[Betsy Zajko]: Who told you? Do you remember when you found out?
[Barry Seybert]: Oh, I heard that on ... I didn't hear ... I heard that over, through the press, through a television when they listed the names.
[Betsy Zajko]: Where were you?
[Barry Seybert]: I was home. I was home watching TV with my parents at that point. I mean I was fourteen years old in 1970, May 4, '70. I was fourteen. So I was home that night watching the evening news. And then they listed the names. I don't remember if it was that night or the next day because of after next of kin. But I was totally shocked by the name because I knew her.
[Betsy Zajko]: So you weren't alone when you saw the name and found out?
[Berry Seybert]: No, no. I was with my parents.
[Betsy Zajko]: Do you remember what you did?
[Barry Seybert]: No.
[Betsy Zajko]: You don't remember if you told them?
[Barry Seybert]: I probably told them.
[Betsy Zajko]: Yeah. God, that must be so ... How long do you think it was before the impact, before you realized what the impact this story has had on your life story?
[Barry Seybert]: Well, the impact had a lot to do ... I think that day really made a lot of changes in my life. It brought me to Kent as a student. It brought me to come here to school. It got me involved in student government. One reason why I volunteered for the different positions in student government was because I wanted to be involved in May 4th activities. It has changed my entire life. Not that I'm a major radical, if there is such a thing. But it has changed my outlook on many, many different things about the government, about the country, and just my philosophy and way of thinking. I mean I can be a rabble-rouser. I got that from my experience here at Kent, probably.

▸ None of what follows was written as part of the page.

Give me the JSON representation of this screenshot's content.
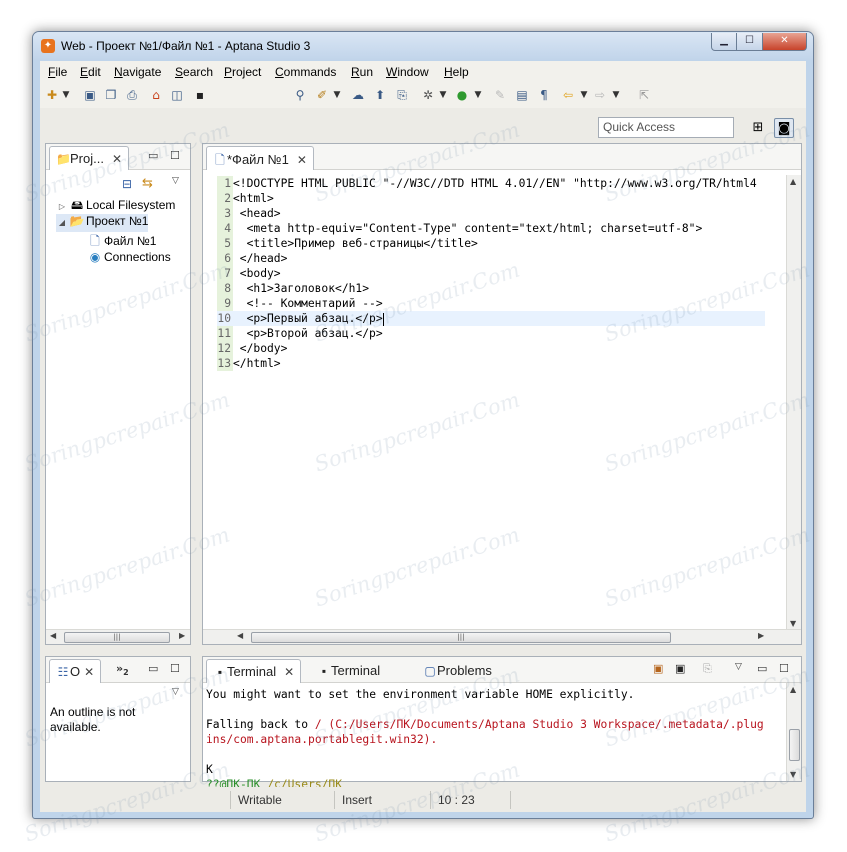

[Betsy Zajko]: And you went into storytelling, in a way.
[Barry Seybert]: Yeah. And I went into it with being in the film industry and ...[tape ends]